Effects of cold-dry storage on dormancy break and viability were determined for seeds of the five sub-alpine woody species Philadelphus incanus, Berberis vernae, Berberis dubia, Betula utilis, and Picea purpurea collected along an altitudinal gradient on the eastern part of the Qinghai-Tibet Plateau in China. Germination tests were conducted at 20/5°C for seeds stored dry at ambient room temperature for 4 weeks and then at 3-4°C for 0, 6, 12, and 24 weeks. Dormancy break during dry storage, i.e., afterripening, was indicated by an increase in germination percentages and rates. Duration of cold-dry storage and altitude of seed collection had significant effects on germination. With an increase in duration of storage, germination percentages and rates of P. incanus and B. vernae increased with a decrease in altitude of seed collection, while they increased with an increase in altitude for seeds of B. utilis and P. purpurea. Seeds of B. dubia did not exhibit changes in germination percentages and rates with altitude because a high number of seeds remained dormant during storage. Seed viability after 24 weeks of storage ranged from high (88, 93.3, 92.7%) for B. utilis to low (15% for high altitude) for P. incanus. The potential for dormancy break to occur during cold-dry storage should be considered when studies on basic seed dormancy are conducted or when seeds from various locations are stored prior to propagating plants from them.
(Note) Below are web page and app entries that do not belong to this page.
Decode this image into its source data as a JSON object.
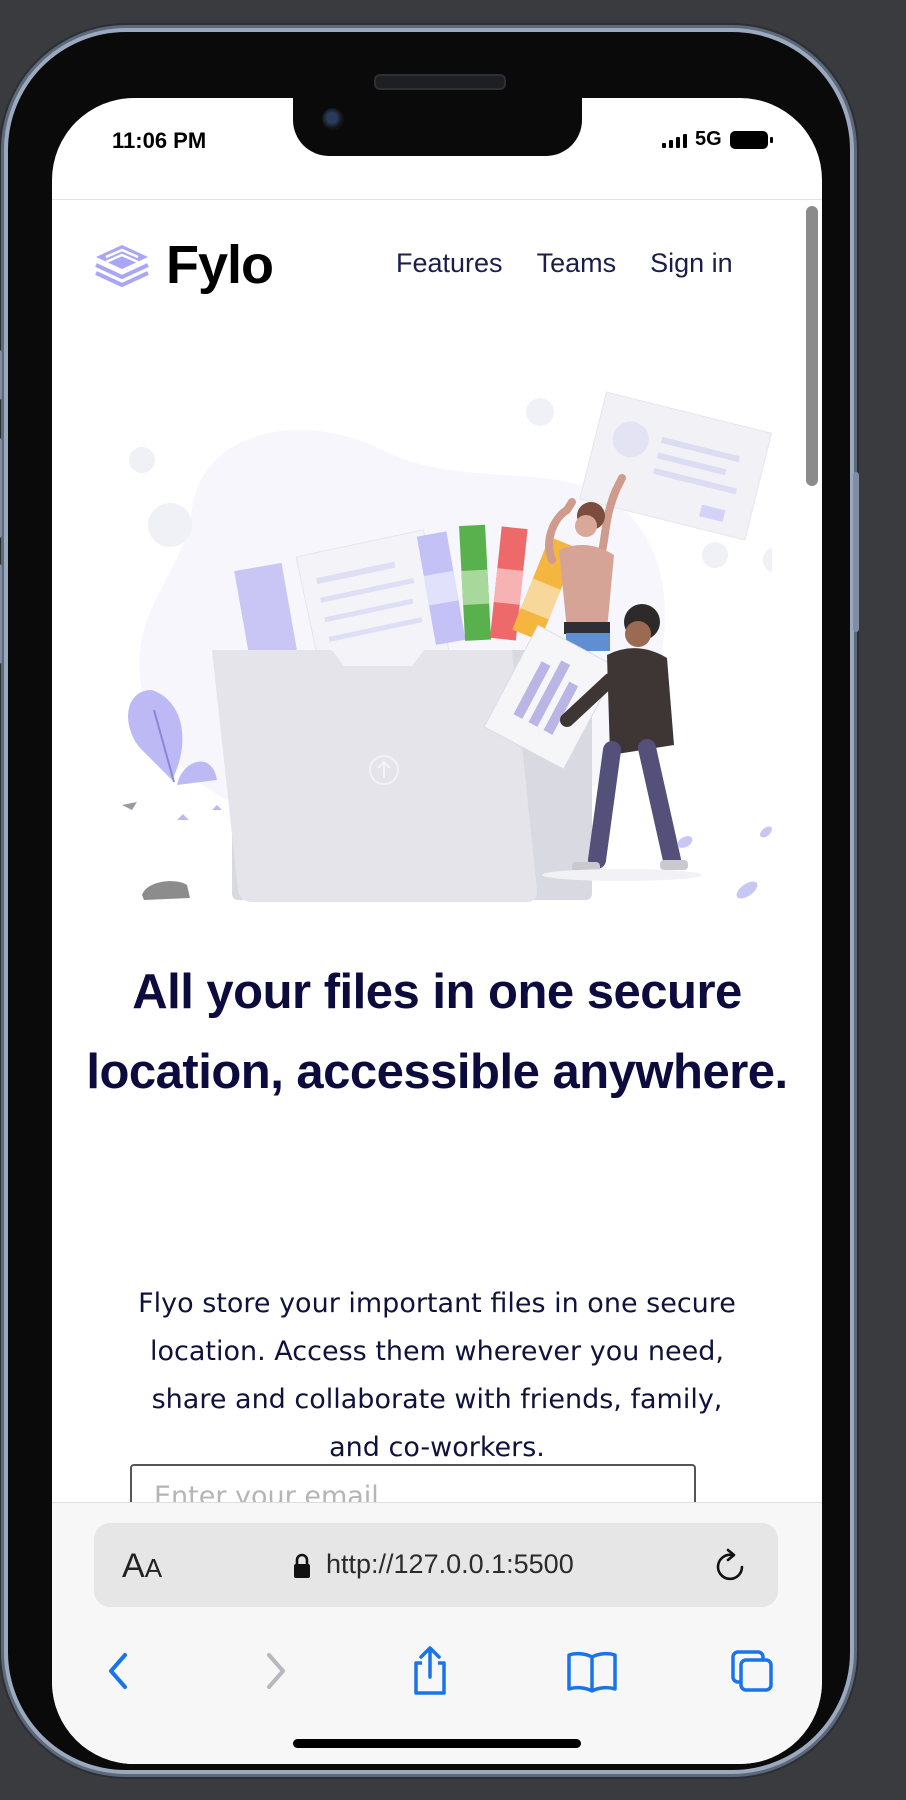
{
  "status_bar": {
    "time": "11:06 PM",
    "network": "5G"
  },
  "site": {
    "logo_text": "Fylo",
    "nav": [
      {
        "label": "Features"
      },
      {
        "label": "Teams"
      },
      {
        "label": "Sign in"
      }
    ],
    "hero": {
      "headline": "All your files in one secure location, accessible anywhere.",
      "subtext": "Flyo store your important files in one secure location. Access them wherever you need, share and collaborate with friends, family, and co-workers.",
      "email_placeholder": "Enter your email"
    }
  },
  "browser": {
    "text_size_label": "AA",
    "url": "http://127.0.0.1:5500"
  },
  "icons": {
    "logo": "stack-layers-icon",
    "lock": "lock-icon",
    "reload": "reload-icon",
    "back": "chevron-left-icon",
    "forward": "chevron-right-icon",
    "share": "share-icon",
    "bookmarks": "book-icon",
    "tabs": "tabs-icon"
  },
  "colors": {
    "headline": "#0d0b3d",
    "accent_purple": "#a9a7f5",
    "ios_blue": "#1a73e8"
  }
}
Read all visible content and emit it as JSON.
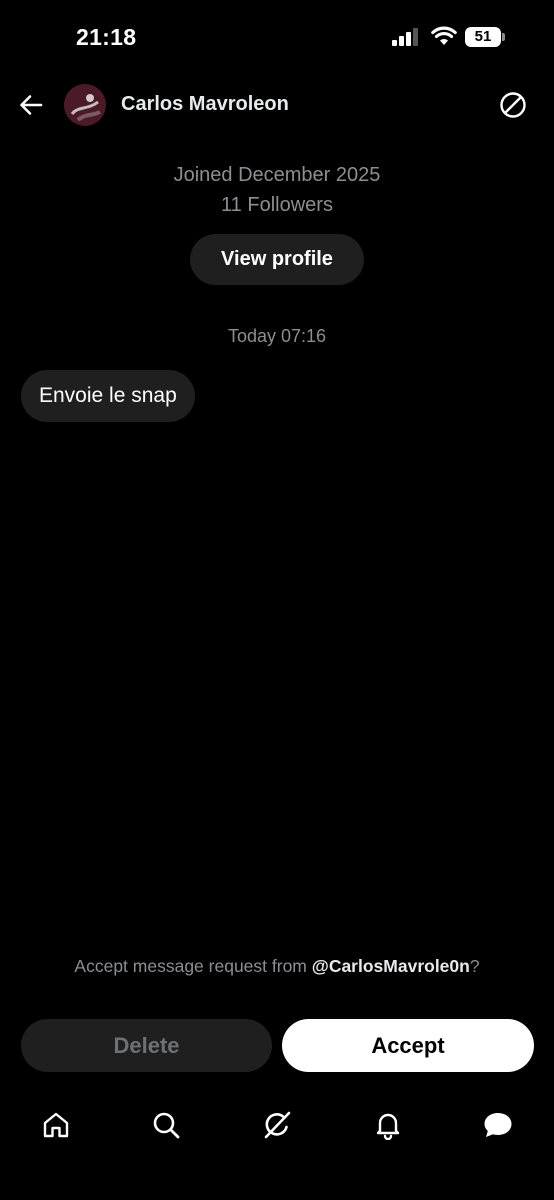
{
  "status_bar": {
    "time": "21:18",
    "battery_level": "51",
    "icons": [
      "cellular-signal-icon",
      "wifi-icon",
      "battery-icon"
    ]
  },
  "header": {
    "name": "Carlos Mavroleon",
    "back_icon": "back-arrow-icon",
    "block_icon": "block-icon"
  },
  "profile": {
    "joined": "Joined December 2025",
    "followers": "11 Followers",
    "view_profile_label": "View profile"
  },
  "conversation": {
    "timestamp": "Today 07:16",
    "messages": [
      {
        "text": "Envoie le snap"
      }
    ]
  },
  "request": {
    "prefix": "Accept message request from ",
    "handle": "@CarlosMavrole0n",
    "suffix": "?",
    "delete_label": "Delete",
    "accept_label": "Accept"
  },
  "bottom_nav": {
    "items": [
      "home-icon",
      "search-icon",
      "grok-icon",
      "notifications-icon",
      "messages-icon"
    ]
  },
  "colors": {
    "background": "#000000",
    "bubble": "#1f1f1f",
    "muted_text": "#8b8f93",
    "primary_text": "#e7e9ea",
    "accept_bg": "#ffffff"
  }
}
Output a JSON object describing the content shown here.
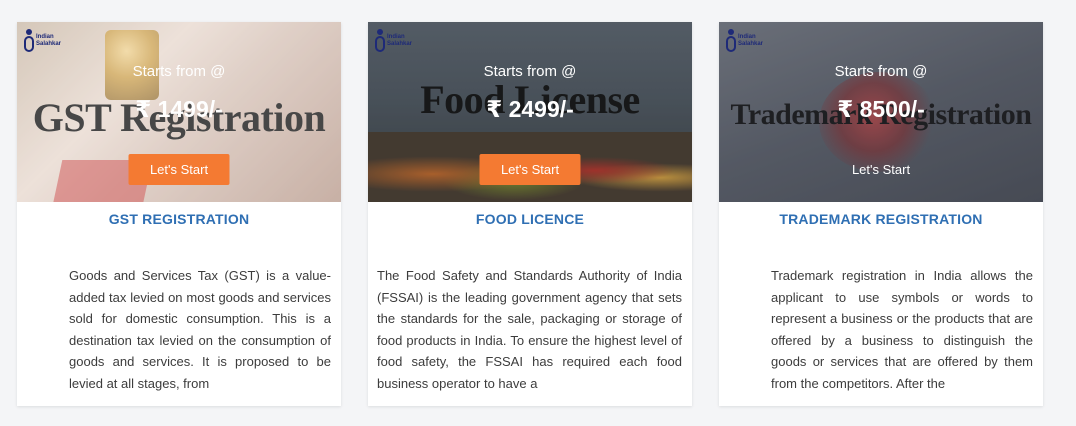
{
  "cards": [
    {
      "banner_word": "GST Registration",
      "logo_text": "Indian\nSalahkar",
      "starts_from": "Starts from @",
      "price": "₹ 1499/-",
      "cta_label": "Let's Start",
      "title": "GST REGISTRATION",
      "description": "Goods and Services Tax (GST) is a value-added tax levied on most goods and services sold for domestic consumption. This is a destination  tax levied on the consumption of goods and services. It is proposed to be levied at all stages, from"
    },
    {
      "banner_word": "Food License",
      "logo_text": "Indian\nSalahkar",
      "starts_from": "Starts from @",
      "price": "₹ 2499/-",
      "cta_label": "Let's Start",
      "title": "FOOD LICENCE",
      "description": "The Food Safety and Standards Authority of India (FSSAI) is the leading government agency that sets the standards for the sale, packaging or storage of food products in India. To ensure the highest level of food safety, the FSSAI has required each food business operator to have a"
    },
    {
      "banner_word": "Trademark Registration",
      "logo_text": "Indian\nSalahkar",
      "starts_from": "Starts from @",
      "price": "₹ 8500/-",
      "cta_label": "Let's Start",
      "title": "TRADEMARK REGISTRATION",
      "description": "Trademark registration in India allows the applicant to use symbols or words to represent a business or the products that are offered by a business to distinguish the goods or services that are offered by them from the competitors.  After the"
    }
  ],
  "colors": {
    "cta_orange": "#f47a32",
    "title_blue": "#2f6fb3",
    "page_bg": "#f4f5f7"
  }
}
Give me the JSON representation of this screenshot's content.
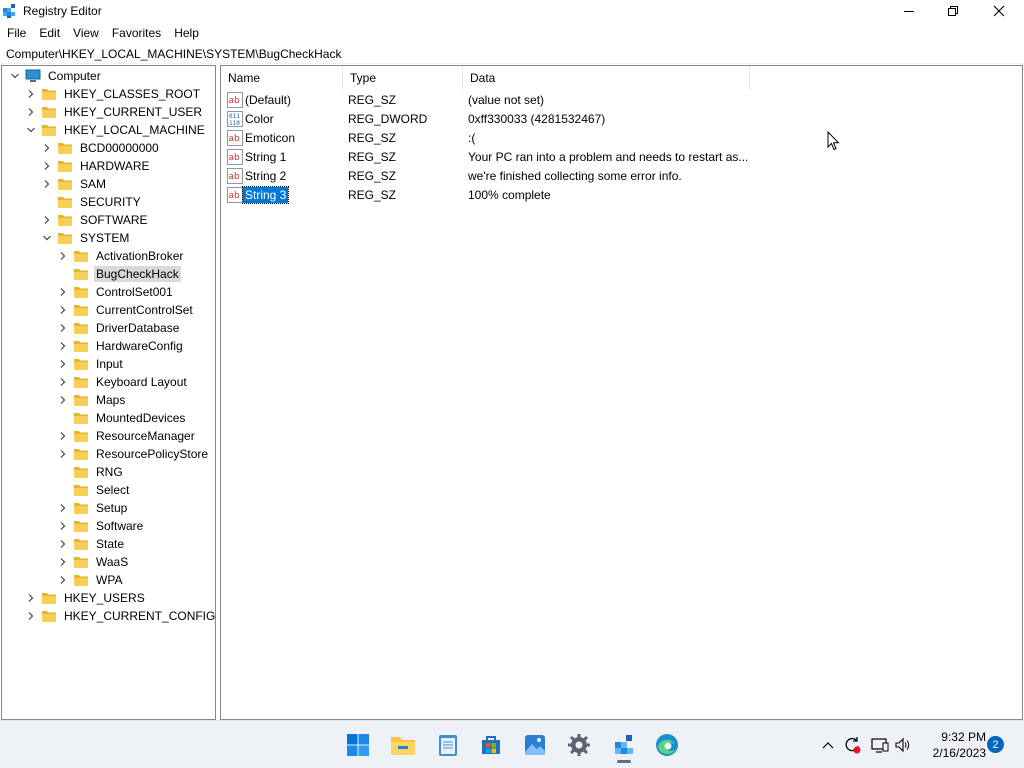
{
  "window": {
    "title": "Registry Editor"
  },
  "menu": [
    "File",
    "Edit",
    "View",
    "Favorites",
    "Help"
  ],
  "address": "Computer\\HKEY_LOCAL_MACHINE\\SYSTEM\\BugCheckHack",
  "tree": [
    {
      "label": "Computer",
      "level": 0,
      "expander": "expanded",
      "icon": "computer-icon"
    },
    {
      "label": "HKEY_CLASSES_ROOT",
      "level": 1,
      "expander": "collapsed",
      "icon": "folder-icon"
    },
    {
      "label": "HKEY_CURRENT_USER",
      "level": 1,
      "expander": "collapsed",
      "icon": "folder-icon"
    },
    {
      "label": "HKEY_LOCAL_MACHINE",
      "level": 1,
      "expander": "expanded",
      "icon": "folder-icon"
    },
    {
      "label": "BCD00000000",
      "level": 2,
      "expander": "collapsed",
      "icon": "folder-icon"
    },
    {
      "label": "HARDWARE",
      "level": 2,
      "expander": "collapsed",
      "icon": "folder-icon"
    },
    {
      "label": "SAM",
      "level": 2,
      "expander": "collapsed",
      "icon": "folder-icon"
    },
    {
      "label": "SECURITY",
      "level": 2,
      "expander": "none",
      "icon": "folder-icon"
    },
    {
      "label": "SOFTWARE",
      "level": 2,
      "expander": "collapsed",
      "icon": "folder-icon"
    },
    {
      "label": "SYSTEM",
      "level": 2,
      "expander": "expanded",
      "icon": "folder-icon"
    },
    {
      "label": "ActivationBroker",
      "level": 3,
      "expander": "collapsed",
      "icon": "folder-icon"
    },
    {
      "label": "BugCheckHack",
      "level": 3,
      "expander": "none",
      "icon": "folder-icon",
      "selected": true
    },
    {
      "label": "ControlSet001",
      "level": 3,
      "expander": "collapsed",
      "icon": "folder-icon"
    },
    {
      "label": "CurrentControlSet",
      "level": 3,
      "expander": "collapsed",
      "icon": "folder-icon"
    },
    {
      "label": "DriverDatabase",
      "level": 3,
      "expander": "collapsed",
      "icon": "folder-icon"
    },
    {
      "label": "HardwareConfig",
      "level": 3,
      "expander": "collapsed",
      "icon": "folder-icon"
    },
    {
      "label": "Input",
      "level": 3,
      "expander": "collapsed",
      "icon": "folder-icon"
    },
    {
      "label": "Keyboard Layout",
      "level": 3,
      "expander": "collapsed",
      "icon": "folder-icon"
    },
    {
      "label": "Maps",
      "level": 3,
      "expander": "collapsed",
      "icon": "folder-icon"
    },
    {
      "label": "MountedDevices",
      "level": 3,
      "expander": "none",
      "icon": "folder-icon"
    },
    {
      "label": "ResourceManager",
      "level": 3,
      "expander": "collapsed",
      "icon": "folder-icon"
    },
    {
      "label": "ResourcePolicyStore",
      "level": 3,
      "expander": "collapsed",
      "icon": "folder-icon"
    },
    {
      "label": "RNG",
      "level": 3,
      "expander": "none",
      "icon": "folder-icon"
    },
    {
      "label": "Select",
      "level": 3,
      "expander": "none",
      "icon": "folder-icon"
    },
    {
      "label": "Setup",
      "level": 3,
      "expander": "collapsed",
      "icon": "folder-icon"
    },
    {
      "label": "Software",
      "level": 3,
      "expander": "collapsed",
      "icon": "folder-icon"
    },
    {
      "label": "State",
      "level": 3,
      "expander": "collapsed",
      "icon": "folder-icon"
    },
    {
      "label": "WaaS",
      "level": 3,
      "expander": "collapsed",
      "icon": "folder-icon"
    },
    {
      "label": "WPA",
      "level": 3,
      "expander": "collapsed",
      "icon": "folder-icon"
    },
    {
      "label": "HKEY_USERS",
      "level": 1,
      "expander": "collapsed",
      "icon": "folder-icon"
    },
    {
      "label": "HKEY_CURRENT_CONFIG",
      "level": 1,
      "expander": "collapsed",
      "icon": "folder-icon"
    }
  ],
  "columns": [
    "Name",
    "Type",
    "Data"
  ],
  "values": [
    {
      "name": "(Default)",
      "type": "REG_SZ",
      "data": "(value not set)",
      "icon": "string-value-icon"
    },
    {
      "name": "Color",
      "type": "REG_DWORD",
      "data": "0xff330033 (4281532467)",
      "icon": "binary-value-icon"
    },
    {
      "name": "Emoticon",
      "type": "REG_SZ",
      "data": ":(",
      "icon": "string-value-icon"
    },
    {
      "name": "String 1",
      "type": "REG_SZ",
      "data": "Your PC  ran into a problem and needs to restart as...",
      "icon": "string-value-icon"
    },
    {
      "name": "String 2",
      "type": "REG_SZ",
      "data": "we're finished collecting some error info.",
      "icon": "string-value-icon"
    },
    {
      "name": "String 3",
      "type": "REG_SZ",
      "data": "100% complete",
      "icon": "string-value-icon",
      "selected": true
    }
  ],
  "taskbar": {
    "apps": [
      "start-icon",
      "file-explorer-icon",
      "notepad-icon",
      "store-icon",
      "photos-icon",
      "settings-icon",
      "registry-editor-icon",
      "edge-icon"
    ],
    "active_app": "registry-editor-icon",
    "tray": [
      "chevron-up-icon",
      "update-icon",
      "display-icon",
      "volume-icon"
    ],
    "time": "9:32 PM",
    "date": "2/16/2023",
    "notifications": "2"
  },
  "colors": {
    "selection": "#0078d7",
    "folder": "#f5c342",
    "taskbar": "#eef2f6"
  }
}
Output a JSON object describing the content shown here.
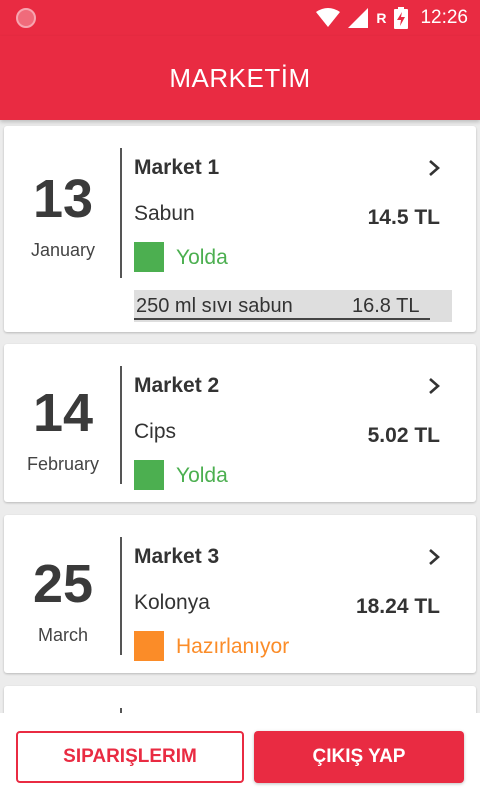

|Number of pages||9|
|State||Published - Jan 2010|
Bibliographical noteFunding Information:
Acknowledgments We acknowledge Professor Xuelin Chen and Wei Qi for identifying species and helping to collect seeds. The study was supported by the Natural Science Foundation of China (No. 30470307).
- Cold-dry storage
- Seed germination
ASJC Scopus subject areas
- Ecology, Evolution, Behavior and Systematics